Emergency medical and advanced life support services will receive $6,183 more than this year, bringing the total to $66,215.

Five-hundred dollars more will go to the library, which will have a total town allowance of $26,000.

The planning board is budgeted for $1,000 in new computer equipment.

Contractual costs associated with the planning board will be $1,200, a $500-increase from this year.

The state retirement account will drop from $29,000 to $24,000.


The property tax levy for the general fund will increase from $374,358 to $392,003. Property tax levies going toward the highway department will increase from $768,545.04 to $792,983,00.

The rate-per-thousand-dollars of property value has not yet been calculated, according to the Town Clerk, Victoria Kraker.

Four-thousand dollars is expected to come in through tax penalties.

The county sales tax distribution, which is based on the populations of Albany County’s municipalities, will increase from $375,000 to $420,000. An additional $200,000 of sales tax will be credited to the highway fund, which is the same amount received this year.

Mortgage taxes will be $25,000, up from $20,000.

Less money is expected to come in from highway equipment sales next year, with $2,500 projected, compared to this year’s $10,000.

Highway appropriations

Costs for the operator of maintenance of roads and buildings this year was $165,651. Next year, it will be $168,962.

Road material costs have increased from $185,000 to $188,700.
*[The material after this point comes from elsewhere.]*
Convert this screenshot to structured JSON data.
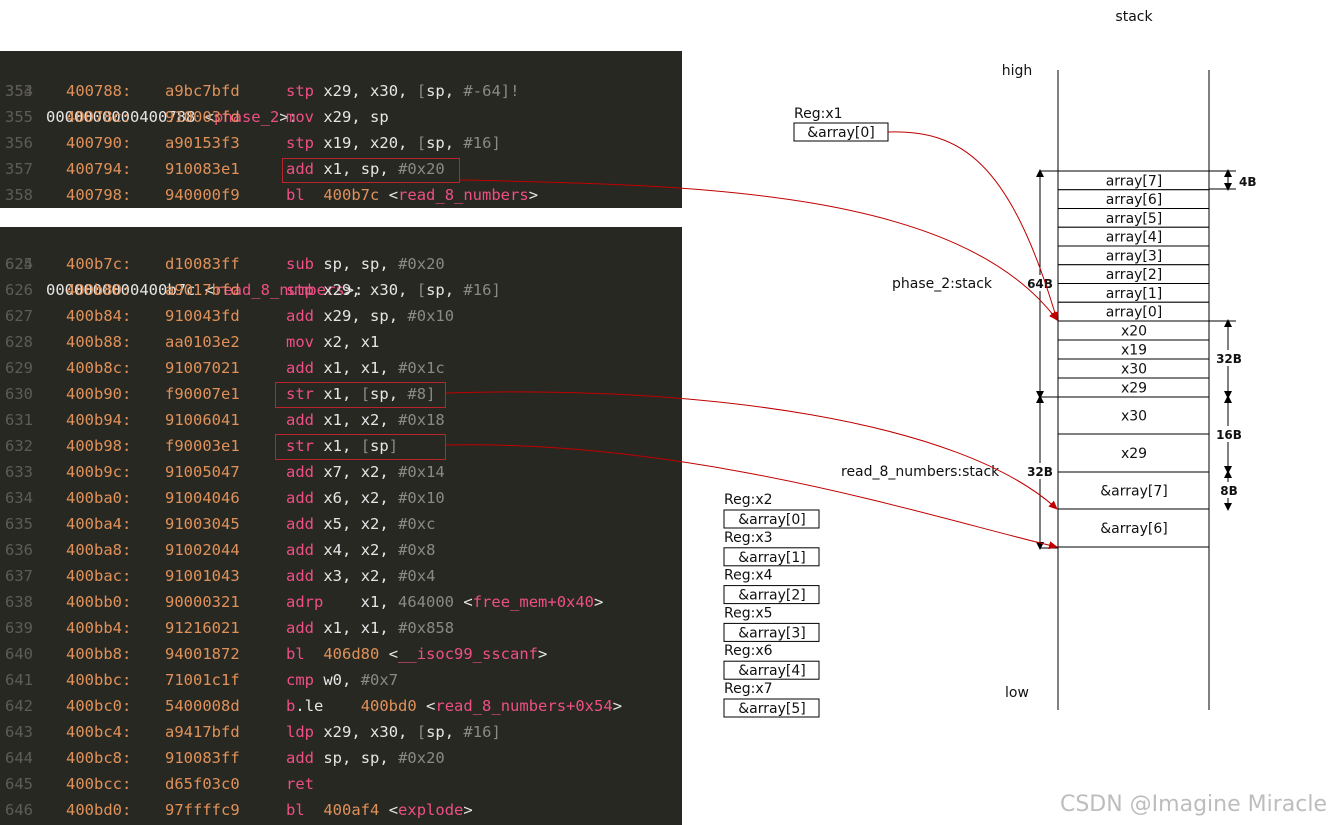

Costs associated with trucks will go down by $3,000, bringing the total to $20,000.

Hospital and medical insurance will go up to $138,500, a $6,005 increase from this year.

Special districts

Property taxes for homes inside the Medusa Volunteer Fire Company district will increase by $373, bringing the total to $63,373. This is to accommodate an equal increase in workers’ compensation.

Property taxes for homes inside the Rensselaerville Volunteer Fire Company district will increase by $702, bringing the total to 62,202. Workers’ compensation will go down from $10,500 to $10,182. Both these changes are reflected in an overall $1,020 increase in the company’s budget.

Property taxes for homes inside the Tri-Village Volunteer Fire Company district will increase by $2,182. Workers’ compensation will go down from $10,500 to $10,182. Both these changes are reflected in an overall $2,500 increase the company’s budget.

Property taxes in the hydrant district will go down by $2,000 after an equal change in contractual costs.

Revenue from sewer rent will go up by $454, bringing the total to $45,466.

Unmetered sales of water is projected at $44,871.

More Hilltowns News

The Altamont Enterprise is focused on hyper-local, high-quality journalism. We produce free election guides, curate readers' opinion pieces, and engage with important local issues. Subscriptions open full access to our work and make it possible.